_Record extracts_

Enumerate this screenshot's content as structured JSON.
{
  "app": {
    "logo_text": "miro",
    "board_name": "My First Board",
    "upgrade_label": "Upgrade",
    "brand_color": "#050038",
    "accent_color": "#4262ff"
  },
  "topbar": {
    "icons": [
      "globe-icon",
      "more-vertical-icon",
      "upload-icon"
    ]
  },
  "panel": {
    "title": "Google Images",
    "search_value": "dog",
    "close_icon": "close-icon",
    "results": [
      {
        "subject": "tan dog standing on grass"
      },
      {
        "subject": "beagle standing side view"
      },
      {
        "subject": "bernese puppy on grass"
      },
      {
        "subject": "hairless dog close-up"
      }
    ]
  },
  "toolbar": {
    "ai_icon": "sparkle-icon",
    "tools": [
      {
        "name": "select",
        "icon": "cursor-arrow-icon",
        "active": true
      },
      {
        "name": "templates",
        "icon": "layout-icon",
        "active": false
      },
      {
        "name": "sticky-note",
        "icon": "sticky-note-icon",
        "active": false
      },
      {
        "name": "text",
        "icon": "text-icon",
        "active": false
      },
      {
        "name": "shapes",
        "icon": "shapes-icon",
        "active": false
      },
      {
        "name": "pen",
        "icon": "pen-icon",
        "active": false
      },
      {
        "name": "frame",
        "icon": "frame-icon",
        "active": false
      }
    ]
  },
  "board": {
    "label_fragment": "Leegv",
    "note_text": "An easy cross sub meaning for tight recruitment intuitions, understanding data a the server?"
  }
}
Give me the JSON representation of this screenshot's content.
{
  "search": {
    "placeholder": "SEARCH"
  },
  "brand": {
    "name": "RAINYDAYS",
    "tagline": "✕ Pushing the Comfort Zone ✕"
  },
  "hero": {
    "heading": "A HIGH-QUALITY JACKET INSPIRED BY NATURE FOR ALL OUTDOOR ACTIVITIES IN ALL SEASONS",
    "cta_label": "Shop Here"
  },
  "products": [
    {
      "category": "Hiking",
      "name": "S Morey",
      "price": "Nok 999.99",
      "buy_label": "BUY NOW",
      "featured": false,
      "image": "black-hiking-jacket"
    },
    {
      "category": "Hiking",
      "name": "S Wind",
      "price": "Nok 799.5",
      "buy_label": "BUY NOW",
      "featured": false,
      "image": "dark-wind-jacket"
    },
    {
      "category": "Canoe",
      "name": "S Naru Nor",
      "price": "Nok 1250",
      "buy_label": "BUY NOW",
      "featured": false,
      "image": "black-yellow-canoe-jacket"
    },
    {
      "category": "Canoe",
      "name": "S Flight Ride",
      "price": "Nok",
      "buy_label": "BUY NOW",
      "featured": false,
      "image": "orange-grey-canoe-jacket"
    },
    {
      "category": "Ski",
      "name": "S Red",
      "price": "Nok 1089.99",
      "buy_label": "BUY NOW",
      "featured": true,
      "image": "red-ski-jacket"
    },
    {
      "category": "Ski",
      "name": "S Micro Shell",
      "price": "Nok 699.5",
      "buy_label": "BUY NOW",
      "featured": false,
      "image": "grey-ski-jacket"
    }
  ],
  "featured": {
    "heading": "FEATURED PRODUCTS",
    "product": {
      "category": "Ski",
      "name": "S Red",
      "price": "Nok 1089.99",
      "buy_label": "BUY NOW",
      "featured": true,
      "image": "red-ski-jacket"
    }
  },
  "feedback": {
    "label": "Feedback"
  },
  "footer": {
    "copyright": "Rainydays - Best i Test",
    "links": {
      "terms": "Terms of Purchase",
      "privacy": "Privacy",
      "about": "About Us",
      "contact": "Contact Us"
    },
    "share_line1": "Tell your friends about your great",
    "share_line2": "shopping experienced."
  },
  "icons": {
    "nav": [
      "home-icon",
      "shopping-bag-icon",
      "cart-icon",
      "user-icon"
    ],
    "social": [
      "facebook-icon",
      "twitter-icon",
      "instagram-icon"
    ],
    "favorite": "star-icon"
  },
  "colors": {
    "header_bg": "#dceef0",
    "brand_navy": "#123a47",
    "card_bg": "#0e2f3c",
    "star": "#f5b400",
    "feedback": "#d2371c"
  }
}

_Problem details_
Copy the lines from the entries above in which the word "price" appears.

_Written answer_
      "price": "Nok 999.99",
      "price": "Nok 799.5",
      "price": "Nok 1250",
      "price": "Nok",
      "price": "Nok 1089.99",
      "price": "Nok 699.5",
      "price": "Nok 1089.99",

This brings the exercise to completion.